Per capita income has risen from around US$850 to US$3,400 over the past two decades. But Indonesia is still well below the regional average — current per capita income ranks it only 119th in the world.
Indonesia is rated BB+ by Standard & Poor’s — considered the highest speculative grade. But it is considered investment grade by other credit rating agencies and has an OECD country credit grade of 3. This suggests a relatively low likelihood that it will be unable or unwilling to meet its external debt obligations in a systemic sense (though, needless to say, individual debtors can and do default).
The World Bank’s ease of doing business gauge — which measures regulation and red tape relevant to a domestic small to mid-sized firm — ranks the Indonesian business climate 109th out of 189 economies, an improvement from the 120th ranking in 2013. Starting a business, registering property, paying taxes and enforcing contracts are particularly difficult relative to the regional average.
The World Bank ranks Indonesia in the second bottom quartile for all but one dimension of governance. Indonesia lags behind the regional average for control of corruption, ‘political stability and absence of violence’, but is ranked relatively highly on ‘voice and accountability’.
The Indonesian consuming class —individuals with net income of more than US$3,600 per annum in purchasing power parity, at 2005 exchange rates—now numbers around 45 million and is forecast to increase to 135 million by 2030. Australia is expected to benefit from rising Indonesian consumer demand for education, finance, healthcare, ICT and tourism in particular.
Indonesia is Australia’s 12th largest trading partner. In 2014-2015, Australia's goods exports to Indonesia totalled A$5.6b (2% of total goods exports). Major exports included wheat (A$1.4b), live animals (A$600m) and sugars, molasses and honey (A$374m).
Australia also exported A$1.3b of services to Indonesia in 2014-2015 — of which A$585m was education exports. Indonesia is Australia’s tenth largest source of international students — with 19,300 enrolments in 2015 (2.5% of total).
Indonesia is also an important source of tourists, with over 152,000 arrivals in 2015— 2% of total. This is a 3% increase relative to 2014.

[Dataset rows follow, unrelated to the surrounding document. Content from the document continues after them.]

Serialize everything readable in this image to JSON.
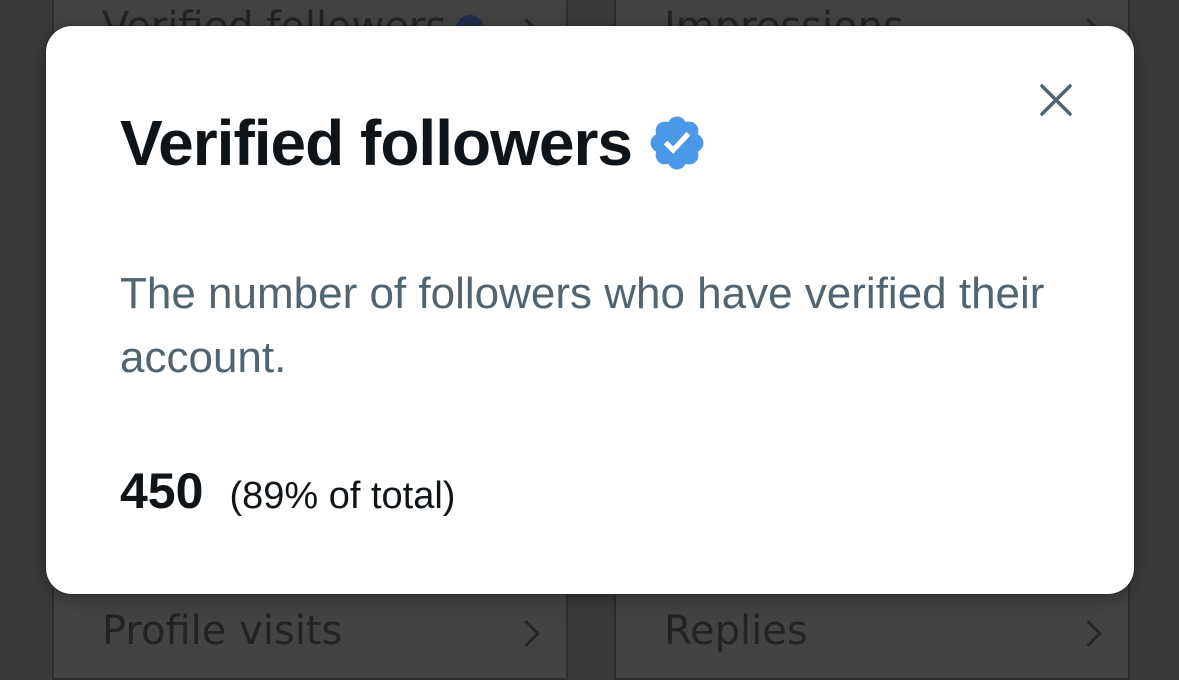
{
  "background_cards": [
    {
      "label": "Verified followers",
      "verified": true
    },
    {
      "label": "Impressions"
    },
    {
      "label": "Profile visits"
    },
    {
      "label": "Replies"
    }
  ],
  "modal": {
    "title": "Verified followers",
    "badge_icon": "verified-badge-icon",
    "badge_color": "#4a98e8",
    "description": "The number of followers who have verified their account.",
    "value": "450",
    "percent_text": "(89% of total)",
    "close_icon": "close-icon"
  }
}
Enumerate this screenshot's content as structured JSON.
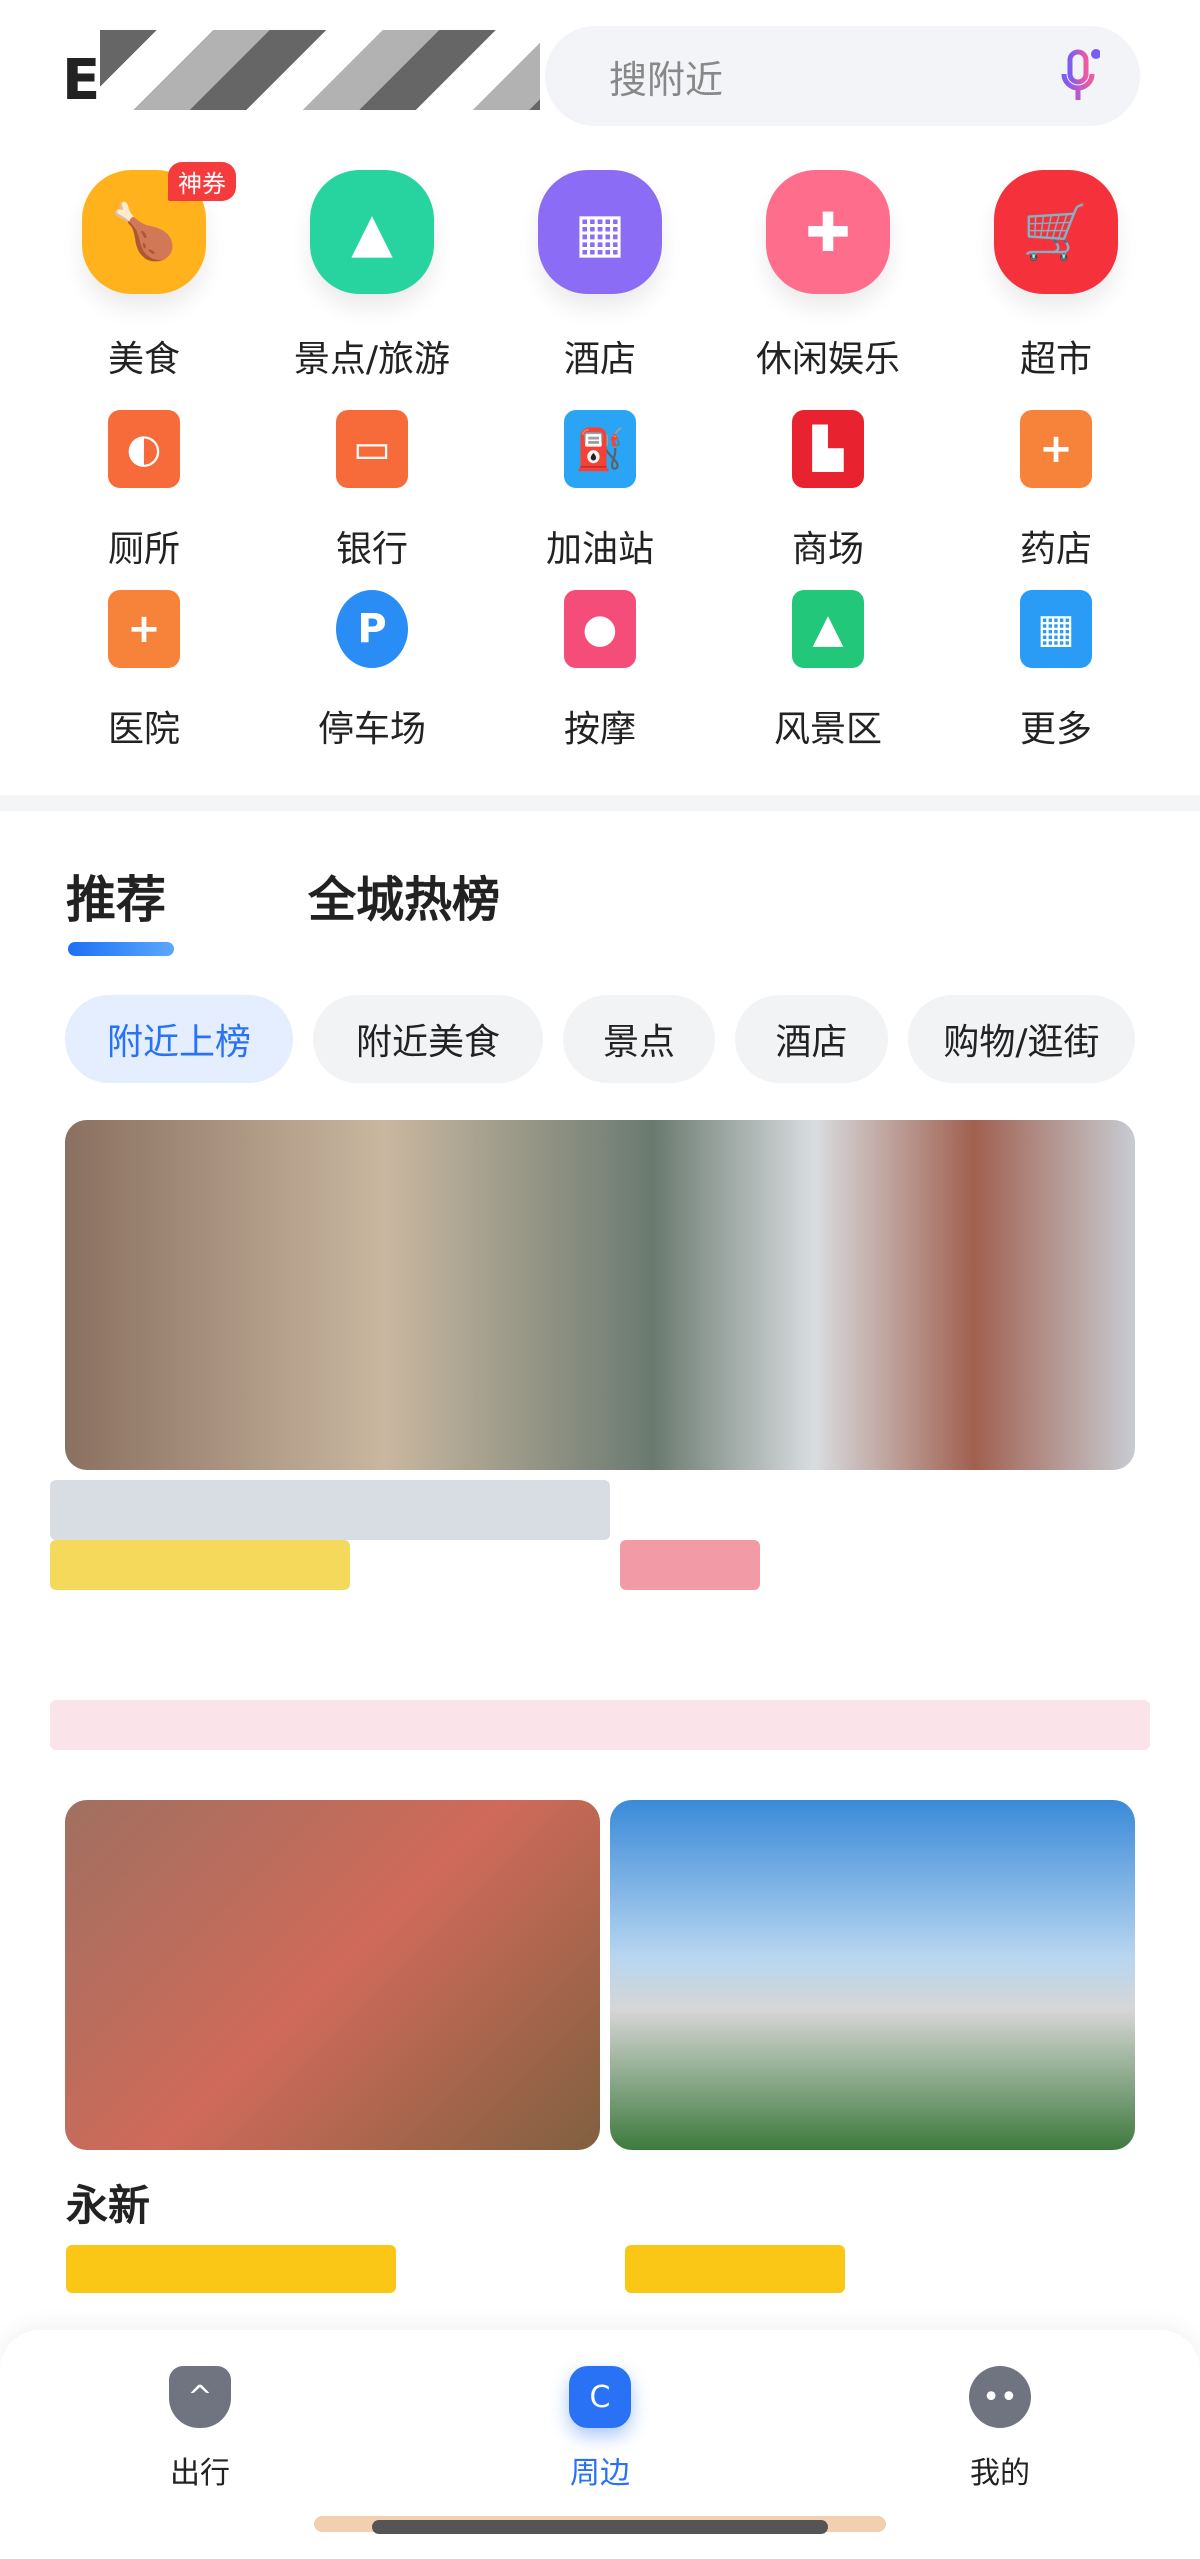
{
  "header": {
    "title_partial": "E",
    "search_placeholder": "搜附近"
  },
  "categories": [
    {
      "label": "美食",
      "icon": "food-icon",
      "color": "#ffb21c",
      "badge": "神券"
    },
    {
      "label": "景点/旅游",
      "icon": "mountain-icon",
      "color": "#27d49f"
    },
    {
      "label": "酒店",
      "icon": "hotel-icon",
      "color": "#8b6cf5"
    },
    {
      "label": "休闲娱乐",
      "icon": "gamepad-icon",
      "color": "#ff6d8c"
    },
    {
      "label": "超市",
      "icon": "cart-icon",
      "color": "#f5323c"
    },
    {
      "label": "厕所",
      "icon": "toilet-icon",
      "color": "#f76a3a"
    },
    {
      "label": "银行",
      "icon": "bank-card-icon",
      "color": "#f76a3a"
    },
    {
      "label": "加油站",
      "icon": "gas-station-icon",
      "color": "#2aa4f5"
    },
    {
      "label": "商场",
      "icon": "mall-icon",
      "color": "#e8232f"
    },
    {
      "label": "药店",
      "icon": "pharmacy-icon",
      "color": "#f7823a"
    },
    {
      "label": "医院",
      "icon": "hospital-icon",
      "color": "#f7823a"
    },
    {
      "label": "停车场",
      "icon": "parking-icon",
      "color": "#2a8cf5"
    },
    {
      "label": "按摩",
      "icon": "massage-icon",
      "color": "#f54d7a"
    },
    {
      "label": "风景区",
      "icon": "scenic-icon",
      "color": "#22c77a"
    },
    {
      "label": "更多",
      "icon": "more-grid-icon",
      "color": "#2a9cf5"
    }
  ],
  "tabs": [
    {
      "label": "推荐",
      "active": true
    },
    {
      "label": "全城热榜",
      "active": false
    }
  ],
  "chips": [
    {
      "label": "附近上榜",
      "active": true
    },
    {
      "label": "附近美食"
    },
    {
      "label": "景点"
    },
    {
      "label": "酒店"
    },
    {
      "label": "购物/逛街"
    }
  ],
  "cards": {
    "partial_title": "永新"
  },
  "nav": [
    {
      "label": "出行",
      "icon": "travel-icon"
    },
    {
      "label": "周边",
      "icon": "nearby-icon",
      "active": true
    },
    {
      "label": "我的",
      "icon": "profile-icon"
    }
  ],
  "colors": {
    "accent": "#2a72f5"
  }
}
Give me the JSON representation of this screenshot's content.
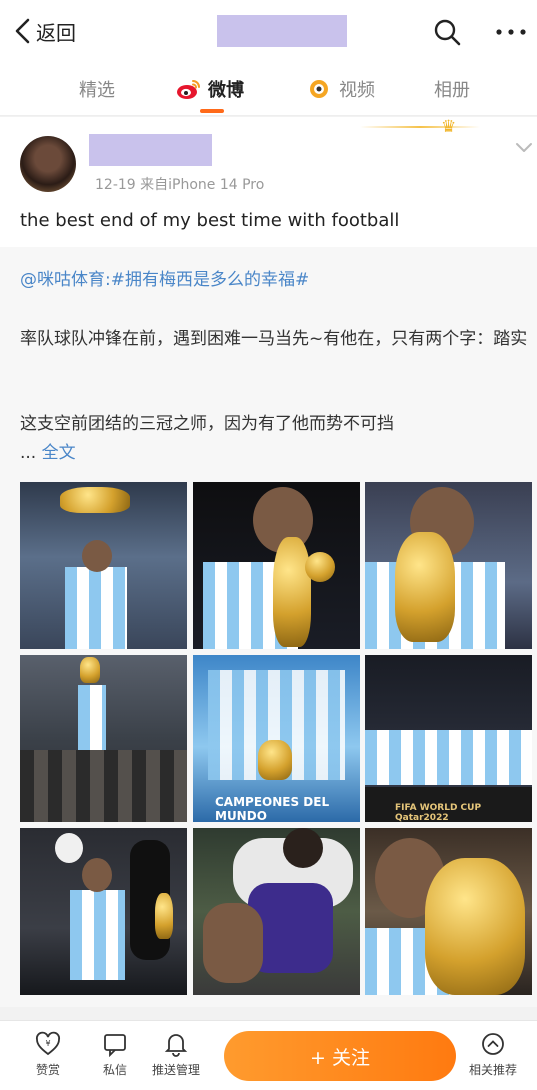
{
  "header": {
    "back_label": "返回"
  },
  "tabs": [
    {
      "label": "精选"
    },
    {
      "label": "微博"
    },
    {
      "label": "视频"
    },
    {
      "label": "相册"
    }
  ],
  "post": {
    "meta": "12-19  来自iPhone 14 Pro",
    "text": "the best end of my best time with football",
    "repost": {
      "line1": "@咪咕体育:#拥有梅西是多么的幸福#",
      "line2": "率队球队冲锋在前，遇到困难一马当先~有他在，只有两个字：踏实",
      "line3": "这支空前团结的三冠之师，因为有了他而势不可挡",
      "ellipsis": "... ",
      "more_label": "全文"
    },
    "photo_captions": {
      "campeones": "CAMPEONES DEL MUNDO",
      "worldcup": "FIFA WORLD CUP  Qatar2022"
    }
  },
  "bottom_bar": {
    "reward": "赞赏",
    "message": "私信",
    "push": "推送管理",
    "follow": "+ 关注",
    "related": "相关推荐"
  }
}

Indonesia is a marginal investor in Australia, owning a portfolio of just $1.4b in 2015. Australia’s largest investors remain traditional markets — the US with $758b, and the UK with $484b. But regional flows are expanding quickly — ASEAN contributed 4% of inward foreign investment flows in 2015.
The stock of Australia’s investment in Indonesia is modest at A$8.4b (0.4% of the total in 2015). While the US (A$594) and UK (A$353b) remain the leading destinations for Australia’s foreign investment, investment stocks in ASEAN countries increased by 18% over the year to 2015.